§ **Recorded information**
____
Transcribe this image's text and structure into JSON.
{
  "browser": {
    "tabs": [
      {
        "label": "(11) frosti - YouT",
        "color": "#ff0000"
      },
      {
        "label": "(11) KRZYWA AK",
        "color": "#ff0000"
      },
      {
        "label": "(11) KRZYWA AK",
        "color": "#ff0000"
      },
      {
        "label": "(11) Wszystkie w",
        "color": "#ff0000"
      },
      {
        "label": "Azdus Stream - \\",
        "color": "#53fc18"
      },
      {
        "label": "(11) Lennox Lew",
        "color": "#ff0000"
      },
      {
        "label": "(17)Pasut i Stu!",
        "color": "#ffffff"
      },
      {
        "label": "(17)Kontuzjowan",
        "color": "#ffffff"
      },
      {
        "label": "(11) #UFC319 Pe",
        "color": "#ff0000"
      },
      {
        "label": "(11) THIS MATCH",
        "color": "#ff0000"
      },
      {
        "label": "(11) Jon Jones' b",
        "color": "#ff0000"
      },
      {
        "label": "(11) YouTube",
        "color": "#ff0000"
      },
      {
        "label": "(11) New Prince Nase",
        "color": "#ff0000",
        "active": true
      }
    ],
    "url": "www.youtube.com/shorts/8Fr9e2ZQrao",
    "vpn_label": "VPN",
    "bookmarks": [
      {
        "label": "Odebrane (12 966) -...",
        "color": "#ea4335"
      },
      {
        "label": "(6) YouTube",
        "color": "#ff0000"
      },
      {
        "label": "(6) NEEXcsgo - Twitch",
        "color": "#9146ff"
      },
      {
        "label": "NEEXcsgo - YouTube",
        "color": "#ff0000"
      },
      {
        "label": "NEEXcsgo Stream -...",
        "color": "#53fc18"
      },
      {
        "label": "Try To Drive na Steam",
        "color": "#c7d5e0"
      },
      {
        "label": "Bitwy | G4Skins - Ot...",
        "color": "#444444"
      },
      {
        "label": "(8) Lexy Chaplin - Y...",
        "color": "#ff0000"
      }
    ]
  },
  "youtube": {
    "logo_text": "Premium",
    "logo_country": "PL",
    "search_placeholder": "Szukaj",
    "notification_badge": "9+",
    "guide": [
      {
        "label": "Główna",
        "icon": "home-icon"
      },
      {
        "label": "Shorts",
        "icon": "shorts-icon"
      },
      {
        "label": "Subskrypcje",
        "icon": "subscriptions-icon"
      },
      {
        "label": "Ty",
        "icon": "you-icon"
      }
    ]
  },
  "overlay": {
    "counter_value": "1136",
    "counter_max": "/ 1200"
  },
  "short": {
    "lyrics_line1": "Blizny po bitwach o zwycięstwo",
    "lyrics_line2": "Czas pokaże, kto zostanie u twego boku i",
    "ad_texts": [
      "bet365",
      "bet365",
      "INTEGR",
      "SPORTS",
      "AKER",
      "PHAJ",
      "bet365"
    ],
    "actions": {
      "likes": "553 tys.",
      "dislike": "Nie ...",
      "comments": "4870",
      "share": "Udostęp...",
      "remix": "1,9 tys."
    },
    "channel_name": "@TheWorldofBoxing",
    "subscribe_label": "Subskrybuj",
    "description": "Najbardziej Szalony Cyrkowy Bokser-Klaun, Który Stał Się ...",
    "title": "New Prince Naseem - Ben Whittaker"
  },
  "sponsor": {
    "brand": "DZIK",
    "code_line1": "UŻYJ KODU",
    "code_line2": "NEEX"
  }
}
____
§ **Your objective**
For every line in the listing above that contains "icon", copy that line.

§ **Completed exercise**
        "icon": "home-icon"
        "icon": "shorts-icon"
        "icon": "subscriptions-icon"
        "icon": "you-icon"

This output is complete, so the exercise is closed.